What you will do :: Your output should be exactly the lines from the one containing "Transcribe this image's" through the final line of the following data, please, with no pictures.

<<<<

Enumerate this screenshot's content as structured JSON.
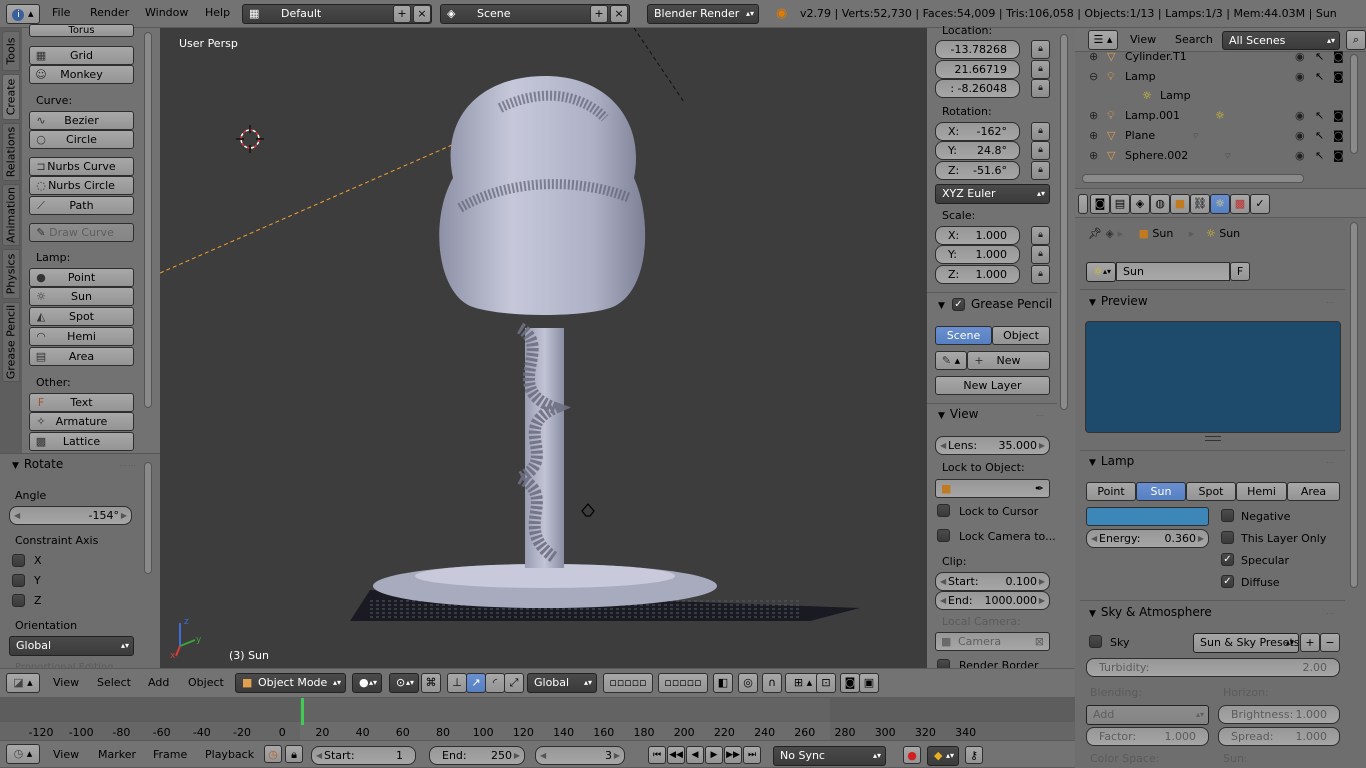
{
  "topbar": {
    "menus": [
      "File",
      "Render",
      "Window",
      "Help"
    ],
    "layout": "Default",
    "scene": "Scene",
    "engine": "Blender Render",
    "stats": "v2.79 | Verts:52,730 | Faces:54,009 | Tris:106,058 | Objects:1/13 | Lamps:1/3 | Mem:44.03M | Sun"
  },
  "toolshelf": {
    "tabs": [
      "Tools",
      "Create",
      "Relations",
      "Animation",
      "Physics",
      "Grease Pencil"
    ],
    "partial_top": "Torus",
    "mesh": [
      "Grid",
      "Monkey"
    ],
    "curve_label": "Curve:",
    "curve": [
      "Bezier",
      "Circle",
      "Nurbs Curve",
      "Nurbs Circle",
      "Path",
      "Draw Curve"
    ],
    "lamp_label": "Lamp:",
    "lamp": [
      "Point",
      "Sun",
      "Spot",
      "Hemi",
      "Area"
    ],
    "other_label": "Other:",
    "other": [
      "Text",
      "Armature",
      "Lattice"
    ]
  },
  "operator": {
    "title": "Rotate",
    "angle_label": "Angle",
    "angle_value": "-154°",
    "constraint_label": "Constraint Axis",
    "axes": [
      "X",
      "Y",
      "Z"
    ],
    "orientation_label": "Orientation",
    "orientation_value": "Global",
    "partial_bottom": "Proportional Editing"
  },
  "viewport": {
    "view_name": "User Persp",
    "object_label": "(3) Sun"
  },
  "npanel": {
    "location_label": "Location:",
    "location": [
      "-13.78268",
      "21.66719",
      ": -8.26048"
    ],
    "rotation_label": "Rotation:",
    "rotation": [
      {
        "axis": "X:",
        "value": "-162°"
      },
      {
        "axis": "Y:",
        "value": "24.8°"
      },
      {
        "axis": "Z:",
        "value": "-51.6°"
      }
    ],
    "rotation_mode": "XYZ Euler",
    "scale_label": "Scale:",
    "scale": [
      {
        "axis": "X:",
        "value": "1.000"
      },
      {
        "axis": "Y:",
        "value": "1.000"
      },
      {
        "axis": "Z:",
        "value": "1.000"
      }
    ],
    "grease_title": "Grease Pencil L",
    "grease_scene": "Scene",
    "grease_object": "Object",
    "grease_new": "New",
    "grease_new_layer": "New Layer",
    "view_title": "View",
    "lens_label": "Lens:",
    "lens_value": "35.000",
    "lock_object_label": "Lock to Object:",
    "lock_cursor": "Lock to Cursor",
    "lock_camera": "Lock Camera to...",
    "clip_label": "Clip:",
    "clip_start_label": "Start:",
    "clip_start": "0.100",
    "clip_end_label": "End:",
    "clip_end": "1000.000",
    "local_camera_label": "Local Camera:",
    "camera_placeholder": "Camera",
    "render_border": "Render Border"
  },
  "outliner": {
    "menus": [
      "View",
      "Search"
    ],
    "filter": "All Scenes",
    "rows": [
      {
        "name": "Cylinder.T1",
        "indent": 0
      },
      {
        "name": "Lamp",
        "indent": 0
      },
      {
        "name": "Lamp",
        "indent": 1
      },
      {
        "name": "Lamp.001",
        "indent": 0
      },
      {
        "name": "Plane",
        "indent": 0
      },
      {
        "name": "Sphere.002",
        "indent": 0
      }
    ]
  },
  "properties": {
    "breadcrumb": [
      "Sun",
      "Sun"
    ],
    "datablock": "Sun",
    "datablock_f": "F",
    "preview_title": "Preview",
    "preview_color": "#1e4a6b",
    "lamp_title": "Lamp",
    "lamp_types": [
      "Point",
      "Sun",
      "Spot",
      "Hemi",
      "Area"
    ],
    "lamp_active": "Sun",
    "lamp_color": "#3c86b8",
    "negative": "Negative",
    "this_layer": "This Layer Only",
    "specular": "Specular",
    "diffuse": "Diffuse",
    "energy_label": "Energy:",
    "energy_value": "0.360",
    "sky_title": "Sky & Atmosphere",
    "sky_label": "Sky",
    "sky_presets": "Sun & Sky Presets",
    "turbidity_label": "Turbidity:",
    "turbidity_value": "2.00",
    "blending_label": "Blending:",
    "horizon_label": "Horizon:",
    "blend_value": "Add",
    "brightness_label": "Brightness:",
    "brightness_value": "1.000",
    "factor_label": "Factor:",
    "factor_value": "1.000",
    "spread_label": "Spread:",
    "spread_value": "1.000",
    "colorspace_label": "Color Space:",
    "sun_label": "Sun:"
  },
  "view3d_header": {
    "menus": [
      "View",
      "Select",
      "Add",
      "Object"
    ],
    "mode": "Object Mode",
    "orientation": "Global"
  },
  "timeline": {
    "ticks": [
      "-120",
      "-100",
      "-80",
      "-60",
      "-40",
      "-20",
      "0",
      "20",
      "40",
      "60",
      "80",
      "100",
      "120",
      "140",
      "160",
      "180",
      "200",
      "220",
      "240",
      "260",
      "280",
      "300",
      "320",
      "340"
    ],
    "menus": [
      "View",
      "Marker",
      "Frame",
      "Playback"
    ],
    "start_label": "Start:",
    "start": "1",
    "end_label": "End:",
    "end": "250",
    "current": "3",
    "sync": "No Sync"
  }
}
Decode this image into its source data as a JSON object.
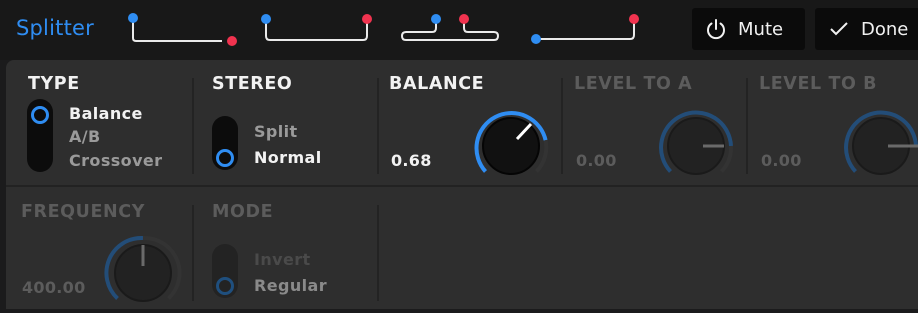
{
  "header": {
    "title": "Splitter",
    "mute_label": "Mute",
    "done_label": "Done",
    "colors": {
      "accent": "#2f8df2",
      "red": "#f0334f"
    },
    "routing_presets": [
      "balance-routing",
      "ab-routing",
      "crossover-routing",
      "normal-routing"
    ]
  },
  "type": {
    "heading": "TYPE",
    "options": [
      "Balance",
      "A/B",
      "Crossover"
    ],
    "selected": "Balance"
  },
  "stereo": {
    "heading": "STEREO",
    "options": [
      "Split",
      "Normal"
    ],
    "selected": "Normal"
  },
  "balance": {
    "heading": "BALANCE",
    "value": "0.68",
    "level": 0.68
  },
  "level_a": {
    "heading": "LEVEL TO A",
    "value": "0.00"
  },
  "level_b": {
    "heading": "LEVEL TO B",
    "value": "0.00"
  },
  "frequency": {
    "heading": "FREQUENCY",
    "value": "400.00"
  },
  "mode": {
    "heading": "MODE",
    "options": [
      "Invert",
      "Regular"
    ],
    "selected": "Regular"
  }
}
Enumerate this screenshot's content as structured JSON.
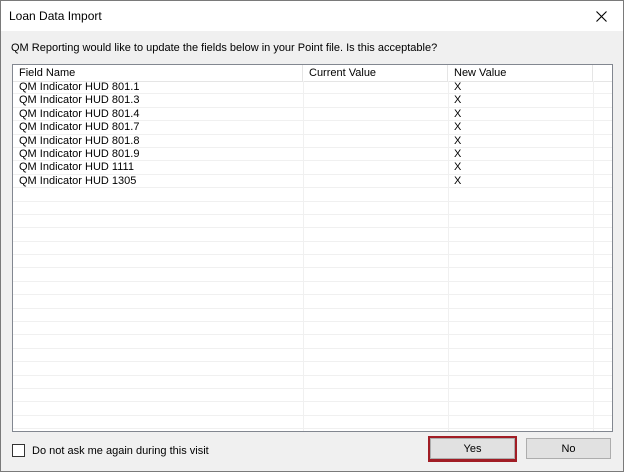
{
  "window": {
    "title": "Loan Data Import"
  },
  "prompt": "QM Reporting would like to update the fields below in your Point file. Is this acceptable?",
  "table": {
    "columns": [
      "Field Name",
      "Current Value",
      "New Value"
    ],
    "rows": [
      [
        "QM Indicator HUD 801.1",
        "",
        "X"
      ],
      [
        "QM Indicator HUD 801.3",
        "",
        "X"
      ],
      [
        "QM Indicator HUD 801.4",
        "",
        "X"
      ],
      [
        "QM Indicator HUD 801.7",
        "",
        "X"
      ],
      [
        "QM Indicator HUD 801.8",
        "",
        "X"
      ],
      [
        "QM Indicator HUD 801.9",
        "",
        "X"
      ],
      [
        "QM Indicator HUD 1111",
        "",
        "X"
      ],
      [
        "QM Indicator HUD 1305",
        "",
        "X"
      ]
    ]
  },
  "footer": {
    "checkbox_label": "Do not ask me again during this visit",
    "checkbox_checked": false,
    "yes_label": "Yes",
    "no_label": "No"
  },
  "colors": {
    "highlight": "#a11d25"
  }
}
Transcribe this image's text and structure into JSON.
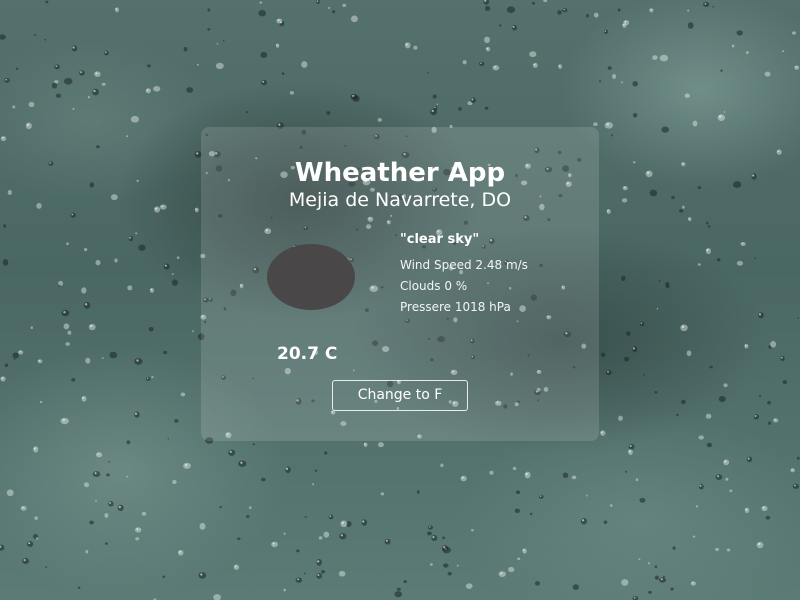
{
  "app": {
    "title": "Wheather App",
    "location": "Mejia de Navarrete, DO"
  },
  "weather": {
    "description": "\"clear sky\"",
    "wind_speed": "Wind Speed 2.48 m/s",
    "clouds": "Clouds 0 %",
    "pressure": "Pressere 1018 hPa",
    "temperature": "20.7 C",
    "icon": "weather-condition-icon"
  },
  "controls": {
    "toggle_unit_label": "Change to F"
  },
  "colors": {
    "background": "#4d6a66",
    "card_overlay": "rgba(255,255,255,0.13)",
    "text": "#ffffff",
    "icon_placeholder": "#4a4748"
  }
}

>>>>

Finished task ::
Transcribe this image's text and structure into JSON.
{
  "app": {
    "title": "Wheather App",
    "location": "Mejia de Navarrete, DO"
  },
  "weather": {
    "description": "\"clear sky\"",
    "wind_speed": "Wind Speed 2.48 m/s",
    "clouds": "Clouds 0 %",
    "pressure": "Pressere 1018 hPa",
    "temperature": "20.7 C",
    "icon": "weather-condition-icon"
  },
  "controls": {
    "toggle_unit_label": "Change to F"
  },
  "colors": {
    "background": "#4d6a66",
    "card_overlay": "rgba(255,255,255,0.13)",
    "text": "#ffffff",
    "icon_placeholder": "#4a4748"
  }
}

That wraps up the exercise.